[Records from a data collection]
╔══
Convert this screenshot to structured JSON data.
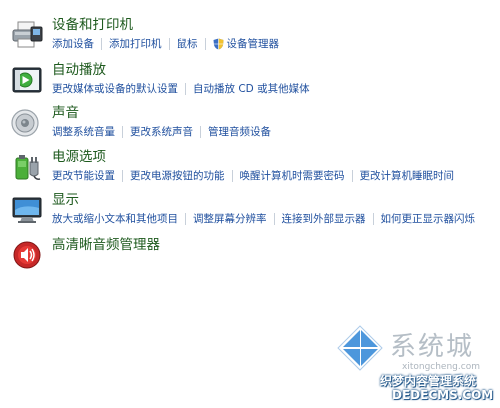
{
  "colors": {
    "title": "#1e5a1e",
    "link": "#1f4f9e",
    "separator": "#c8d0da"
  },
  "categories": [
    {
      "title": "设备和打印机",
      "icon": "printer-icon",
      "links": [
        "添加设备",
        "添加打印机",
        "鼠标",
        "设备管理器"
      ]
    },
    {
      "title": "自动播放",
      "icon": "autoplay-icon",
      "links": [
        "更改媒体或设备的默认设置",
        "自动播放 CD 或其他媒体"
      ]
    },
    {
      "title": "声音",
      "icon": "speaker-icon",
      "links": [
        "调整系统音量",
        "更改系统声音",
        "管理音频设备"
      ]
    },
    {
      "title": "电源选项",
      "icon": "power-battery-icon",
      "links": [
        "更改节能设置",
        "更改电源按钮的功能",
        "唤醒计算机时需要密码",
        "更改计算机睡眠时间"
      ]
    },
    {
      "title": "显示",
      "icon": "monitor-icon",
      "links": [
        "放大或缩小文本和其他项目",
        "调整屏幕分辨率",
        "连接到外部显示器",
        "如何更正显示器闪烁"
      ]
    },
    {
      "title": "高清晰音频管理器",
      "icon": "hd-audio-icon",
      "links": []
    }
  ],
  "watermark": {
    "big": "系统城",
    "small": "xitongcheng.com",
    "cn": "织梦内容管理系统",
    "url": "DEDECMS.COM"
  }
}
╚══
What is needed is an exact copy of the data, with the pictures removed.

(Exercise output):
Convert this screenshot to structured JSON data.
{
  "colors": {
    "title": "#1e5a1e",
    "link": "#1f4f9e",
    "separator": "#c8d0da"
  },
  "categories": [
    {
      "title": "设备和打印机",
      "icon": "printer-icon",
      "links": [
        "添加设备",
        "添加打印机",
        "鼠标",
        "设备管理器"
      ]
    },
    {
      "title": "自动播放",
      "icon": "autoplay-icon",
      "links": [
        "更改媒体或设备的默认设置",
        "自动播放 CD 或其他媒体"
      ]
    },
    {
      "title": "声音",
      "icon": "speaker-icon",
      "links": [
        "调整系统音量",
        "更改系统声音",
        "管理音频设备"
      ]
    },
    {
      "title": "电源选项",
      "icon": "power-battery-icon",
      "links": [
        "更改节能设置",
        "更改电源按钮的功能",
        "唤醒计算机时需要密码",
        "更改计算机睡眠时间"
      ]
    },
    {
      "title": "显示",
      "icon": "monitor-icon",
      "links": [
        "放大或缩小文本和其他项目",
        "调整屏幕分辨率",
        "连接到外部显示器",
        "如何更正显示器闪烁"
      ]
    },
    {
      "title": "高清晰音频管理器",
      "icon": "hd-audio-icon",
      "links": []
    }
  ],
  "watermark": {
    "big": "系统城",
    "small": "xitongcheng.com",
    "cn": "织梦内容管理系统",
    "url": "DEDECMS.COM"
  }
}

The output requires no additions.